This tension between the public and experts is a crucial one to watch, something I saw repeatedly in my DARPA work and consistently whenever we touched thorny science-based issues. While part of me sympathizes with the scientists, more than often the wisdom of the crowds is wiser under certain conditions. I also think many of problems today are the unintended consequences of technical fixes to adaptive problems. Purely technical approaches bound problems too narrowly, ignore or downplay critical uncertainties and the complex interaction of other non-measurable variables (social, ecological, political) across different temporal and spatial scales. This partially explains why experts are notoriously bad at predicting the future, and why slower and broader deliberations are so important. In the meantime, we will be living with the consequences of top-down expert choices for some time now. This is locked into the future. So I think a plausible scenario dynamic to watch for— a prediction so to speak— will involve further backlash and blowback against experts, especially if things like climate change and (under)development issues continue to go sour. People may use media like the Web to start organizing in a bottom-up fashion and hold accountable technocrats and scientists. The wisdom of the crowds may turn mob-like if we're not careful, if we don't engage in widespread dialogue and create better connectivity between these perspectives. Somehow Snow's Two Cultures still haunts discourse more than ever.

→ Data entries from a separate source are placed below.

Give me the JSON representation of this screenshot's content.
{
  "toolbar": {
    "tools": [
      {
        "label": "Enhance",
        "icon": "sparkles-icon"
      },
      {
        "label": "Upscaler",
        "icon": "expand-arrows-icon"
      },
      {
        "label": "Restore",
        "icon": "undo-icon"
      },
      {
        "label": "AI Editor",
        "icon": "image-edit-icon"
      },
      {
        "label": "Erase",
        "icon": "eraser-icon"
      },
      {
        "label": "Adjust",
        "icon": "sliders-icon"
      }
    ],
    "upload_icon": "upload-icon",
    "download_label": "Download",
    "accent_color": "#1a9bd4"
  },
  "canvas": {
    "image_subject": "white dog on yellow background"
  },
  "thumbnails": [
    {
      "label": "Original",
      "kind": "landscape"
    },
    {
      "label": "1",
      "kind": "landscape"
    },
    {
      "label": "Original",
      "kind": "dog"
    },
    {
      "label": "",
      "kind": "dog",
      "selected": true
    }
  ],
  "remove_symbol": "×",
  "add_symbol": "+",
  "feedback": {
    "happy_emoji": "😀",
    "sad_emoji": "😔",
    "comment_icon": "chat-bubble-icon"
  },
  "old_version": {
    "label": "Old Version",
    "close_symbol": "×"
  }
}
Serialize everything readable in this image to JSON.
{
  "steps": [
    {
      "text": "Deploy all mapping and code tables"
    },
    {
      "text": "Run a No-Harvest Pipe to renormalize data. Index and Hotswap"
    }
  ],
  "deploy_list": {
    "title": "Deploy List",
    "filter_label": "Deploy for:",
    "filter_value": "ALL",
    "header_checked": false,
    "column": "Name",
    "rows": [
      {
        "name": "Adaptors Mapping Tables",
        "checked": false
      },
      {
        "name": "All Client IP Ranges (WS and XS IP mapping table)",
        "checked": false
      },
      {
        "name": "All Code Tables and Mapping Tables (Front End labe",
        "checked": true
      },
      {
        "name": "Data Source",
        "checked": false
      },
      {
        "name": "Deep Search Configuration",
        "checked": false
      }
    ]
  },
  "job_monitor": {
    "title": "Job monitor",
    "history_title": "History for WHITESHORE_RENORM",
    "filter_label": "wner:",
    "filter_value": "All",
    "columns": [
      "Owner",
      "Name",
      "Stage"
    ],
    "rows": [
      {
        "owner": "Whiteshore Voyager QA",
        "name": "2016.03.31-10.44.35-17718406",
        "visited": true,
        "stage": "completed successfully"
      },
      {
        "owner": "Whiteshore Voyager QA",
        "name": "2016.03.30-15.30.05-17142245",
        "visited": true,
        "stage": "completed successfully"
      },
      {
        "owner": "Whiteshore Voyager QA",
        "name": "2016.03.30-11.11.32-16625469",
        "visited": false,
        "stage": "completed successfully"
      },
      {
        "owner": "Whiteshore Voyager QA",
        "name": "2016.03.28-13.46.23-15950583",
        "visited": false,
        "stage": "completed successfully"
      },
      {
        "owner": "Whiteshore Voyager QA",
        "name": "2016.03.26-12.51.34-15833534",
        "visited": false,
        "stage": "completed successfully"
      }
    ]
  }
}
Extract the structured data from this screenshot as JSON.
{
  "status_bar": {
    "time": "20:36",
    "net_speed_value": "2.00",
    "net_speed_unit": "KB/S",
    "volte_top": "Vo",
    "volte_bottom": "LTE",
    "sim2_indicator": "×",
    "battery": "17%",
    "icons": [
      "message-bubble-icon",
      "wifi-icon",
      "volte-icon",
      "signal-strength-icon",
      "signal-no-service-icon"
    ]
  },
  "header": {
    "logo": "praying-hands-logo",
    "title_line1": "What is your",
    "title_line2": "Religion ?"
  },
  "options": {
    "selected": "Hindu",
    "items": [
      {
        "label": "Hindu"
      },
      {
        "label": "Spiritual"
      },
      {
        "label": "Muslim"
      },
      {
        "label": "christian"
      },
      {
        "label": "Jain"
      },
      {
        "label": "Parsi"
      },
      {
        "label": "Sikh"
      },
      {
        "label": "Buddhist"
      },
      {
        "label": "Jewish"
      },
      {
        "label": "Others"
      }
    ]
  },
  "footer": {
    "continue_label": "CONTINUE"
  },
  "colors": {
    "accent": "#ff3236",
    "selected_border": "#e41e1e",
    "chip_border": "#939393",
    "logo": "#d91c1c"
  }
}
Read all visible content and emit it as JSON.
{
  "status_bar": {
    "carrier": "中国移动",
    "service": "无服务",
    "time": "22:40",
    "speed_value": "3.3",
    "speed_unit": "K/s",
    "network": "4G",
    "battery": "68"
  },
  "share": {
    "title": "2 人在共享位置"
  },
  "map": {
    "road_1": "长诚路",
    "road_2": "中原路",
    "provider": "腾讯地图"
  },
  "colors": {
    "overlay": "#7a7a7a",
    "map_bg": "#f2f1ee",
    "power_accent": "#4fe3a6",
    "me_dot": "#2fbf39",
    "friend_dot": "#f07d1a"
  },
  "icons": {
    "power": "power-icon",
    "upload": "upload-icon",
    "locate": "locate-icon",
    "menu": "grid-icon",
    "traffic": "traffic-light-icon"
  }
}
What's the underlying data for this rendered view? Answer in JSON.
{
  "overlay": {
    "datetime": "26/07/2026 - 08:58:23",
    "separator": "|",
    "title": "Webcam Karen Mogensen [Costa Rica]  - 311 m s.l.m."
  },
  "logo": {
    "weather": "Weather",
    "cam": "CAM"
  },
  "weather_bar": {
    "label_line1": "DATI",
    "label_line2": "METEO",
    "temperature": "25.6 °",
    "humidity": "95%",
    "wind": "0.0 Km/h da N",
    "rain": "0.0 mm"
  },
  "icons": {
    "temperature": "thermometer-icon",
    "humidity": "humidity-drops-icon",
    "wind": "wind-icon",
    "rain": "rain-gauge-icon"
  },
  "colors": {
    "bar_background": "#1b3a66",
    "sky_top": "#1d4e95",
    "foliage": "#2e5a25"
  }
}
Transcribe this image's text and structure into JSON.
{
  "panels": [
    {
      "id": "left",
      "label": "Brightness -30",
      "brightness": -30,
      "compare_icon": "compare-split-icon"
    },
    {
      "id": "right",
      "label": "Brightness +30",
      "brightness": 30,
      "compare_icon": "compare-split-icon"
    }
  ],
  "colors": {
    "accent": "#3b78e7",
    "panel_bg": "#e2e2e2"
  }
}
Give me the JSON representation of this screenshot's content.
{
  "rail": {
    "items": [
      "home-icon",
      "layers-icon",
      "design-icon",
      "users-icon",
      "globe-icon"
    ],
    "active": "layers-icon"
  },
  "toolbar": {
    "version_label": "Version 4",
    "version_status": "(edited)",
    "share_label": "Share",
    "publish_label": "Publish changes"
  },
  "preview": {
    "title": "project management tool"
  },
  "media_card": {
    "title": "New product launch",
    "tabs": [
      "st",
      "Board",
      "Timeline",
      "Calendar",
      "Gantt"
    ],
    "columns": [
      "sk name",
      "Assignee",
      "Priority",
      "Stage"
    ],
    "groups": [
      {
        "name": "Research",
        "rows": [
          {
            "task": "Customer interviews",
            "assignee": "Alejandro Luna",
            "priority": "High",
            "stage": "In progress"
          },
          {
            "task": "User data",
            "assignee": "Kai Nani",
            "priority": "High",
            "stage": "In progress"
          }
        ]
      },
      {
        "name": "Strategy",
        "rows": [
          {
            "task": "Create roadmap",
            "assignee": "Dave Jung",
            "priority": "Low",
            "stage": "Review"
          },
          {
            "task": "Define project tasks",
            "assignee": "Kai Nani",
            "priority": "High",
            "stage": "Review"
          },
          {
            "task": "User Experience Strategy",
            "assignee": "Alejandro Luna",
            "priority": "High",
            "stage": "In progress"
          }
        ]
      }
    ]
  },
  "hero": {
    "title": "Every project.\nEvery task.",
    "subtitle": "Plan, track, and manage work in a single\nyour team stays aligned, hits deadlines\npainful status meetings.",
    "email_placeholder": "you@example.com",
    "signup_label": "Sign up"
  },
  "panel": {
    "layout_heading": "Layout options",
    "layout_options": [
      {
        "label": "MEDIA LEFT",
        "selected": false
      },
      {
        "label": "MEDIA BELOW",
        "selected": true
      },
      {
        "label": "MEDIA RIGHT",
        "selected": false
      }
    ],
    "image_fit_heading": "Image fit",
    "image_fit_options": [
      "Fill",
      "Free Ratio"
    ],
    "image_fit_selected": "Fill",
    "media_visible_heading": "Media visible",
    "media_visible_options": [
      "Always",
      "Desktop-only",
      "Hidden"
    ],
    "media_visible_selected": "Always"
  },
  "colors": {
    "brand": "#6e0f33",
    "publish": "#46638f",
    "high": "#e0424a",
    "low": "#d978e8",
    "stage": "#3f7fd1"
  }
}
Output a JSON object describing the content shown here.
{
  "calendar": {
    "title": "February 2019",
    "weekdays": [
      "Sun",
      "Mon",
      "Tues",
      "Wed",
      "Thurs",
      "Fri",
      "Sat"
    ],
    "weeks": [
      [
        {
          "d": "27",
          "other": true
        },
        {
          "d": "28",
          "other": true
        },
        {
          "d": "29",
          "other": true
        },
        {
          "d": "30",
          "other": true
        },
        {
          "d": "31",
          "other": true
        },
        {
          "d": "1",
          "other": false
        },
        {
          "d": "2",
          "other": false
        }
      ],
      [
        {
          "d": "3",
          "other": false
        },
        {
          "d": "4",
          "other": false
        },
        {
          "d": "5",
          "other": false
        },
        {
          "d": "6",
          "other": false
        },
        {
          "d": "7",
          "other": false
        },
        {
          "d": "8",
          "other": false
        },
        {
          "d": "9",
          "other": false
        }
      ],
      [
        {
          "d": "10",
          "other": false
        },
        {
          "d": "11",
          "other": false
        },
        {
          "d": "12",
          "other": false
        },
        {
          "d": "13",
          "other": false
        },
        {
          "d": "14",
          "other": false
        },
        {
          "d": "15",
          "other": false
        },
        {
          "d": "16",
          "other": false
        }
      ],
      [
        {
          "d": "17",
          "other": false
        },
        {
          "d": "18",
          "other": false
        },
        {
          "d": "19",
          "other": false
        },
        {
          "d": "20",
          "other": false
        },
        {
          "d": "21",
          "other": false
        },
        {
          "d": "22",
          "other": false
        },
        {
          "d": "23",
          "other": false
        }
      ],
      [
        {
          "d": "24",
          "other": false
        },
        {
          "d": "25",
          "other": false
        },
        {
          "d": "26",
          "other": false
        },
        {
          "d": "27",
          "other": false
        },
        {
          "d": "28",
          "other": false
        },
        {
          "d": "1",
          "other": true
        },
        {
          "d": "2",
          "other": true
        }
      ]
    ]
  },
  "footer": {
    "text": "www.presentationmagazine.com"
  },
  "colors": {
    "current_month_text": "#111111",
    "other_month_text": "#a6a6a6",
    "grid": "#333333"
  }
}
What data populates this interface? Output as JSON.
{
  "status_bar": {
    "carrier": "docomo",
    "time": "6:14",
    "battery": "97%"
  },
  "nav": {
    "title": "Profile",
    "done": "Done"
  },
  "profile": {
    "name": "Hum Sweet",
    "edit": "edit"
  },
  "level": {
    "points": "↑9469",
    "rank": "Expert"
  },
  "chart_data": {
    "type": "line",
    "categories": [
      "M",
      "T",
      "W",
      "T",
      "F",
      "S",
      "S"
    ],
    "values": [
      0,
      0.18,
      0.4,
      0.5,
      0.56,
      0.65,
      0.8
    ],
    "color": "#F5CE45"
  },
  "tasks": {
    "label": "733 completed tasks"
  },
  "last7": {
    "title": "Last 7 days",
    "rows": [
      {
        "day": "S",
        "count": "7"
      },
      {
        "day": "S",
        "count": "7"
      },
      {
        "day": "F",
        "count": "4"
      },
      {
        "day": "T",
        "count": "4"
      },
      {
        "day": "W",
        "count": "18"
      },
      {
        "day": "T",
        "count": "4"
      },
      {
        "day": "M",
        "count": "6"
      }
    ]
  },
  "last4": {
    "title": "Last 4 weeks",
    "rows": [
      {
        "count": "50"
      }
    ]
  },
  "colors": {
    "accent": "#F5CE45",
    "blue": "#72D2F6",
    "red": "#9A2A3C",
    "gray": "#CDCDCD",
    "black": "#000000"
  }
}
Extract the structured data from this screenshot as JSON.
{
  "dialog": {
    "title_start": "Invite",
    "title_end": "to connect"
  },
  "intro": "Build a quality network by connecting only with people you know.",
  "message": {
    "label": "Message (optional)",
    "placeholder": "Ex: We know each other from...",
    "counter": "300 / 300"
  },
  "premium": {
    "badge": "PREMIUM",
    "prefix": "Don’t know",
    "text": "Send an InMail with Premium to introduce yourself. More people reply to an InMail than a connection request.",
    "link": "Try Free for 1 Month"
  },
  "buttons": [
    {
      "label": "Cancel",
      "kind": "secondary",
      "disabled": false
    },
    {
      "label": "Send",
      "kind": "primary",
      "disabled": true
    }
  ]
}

Overall, however, the message of the NWMO experience is hopeful. I think a better future depends on more processes like these, ones that that try to meld all perspectives and give equal weight to intergenerational equity, other ways of knowing, and the long-term health of our natural infrastructure. Perhaps the positive unintended consequence of nuclear waste will create a demand for better custodianship of the future and long term responsibility? While this is unlikely to be the case until nuclear waste becomes more urgent and unavoidable, the argument for sticking to narrow, expert-based judgments just doesn't hold water anymore, a legacy of dead-end Cartesian thinking. I also think this process is an example of a new kind of policy making -- adapative policy-making -- which is surely the kind of social ingenuity we need to manage successfully the many "stuck" problems ahead. I have a hunch this is exactly the kind of work my practice will be full of in the years to come. So stay tuned for more learning on that front.Posted by nicole at September 23, 2004 07:31 PM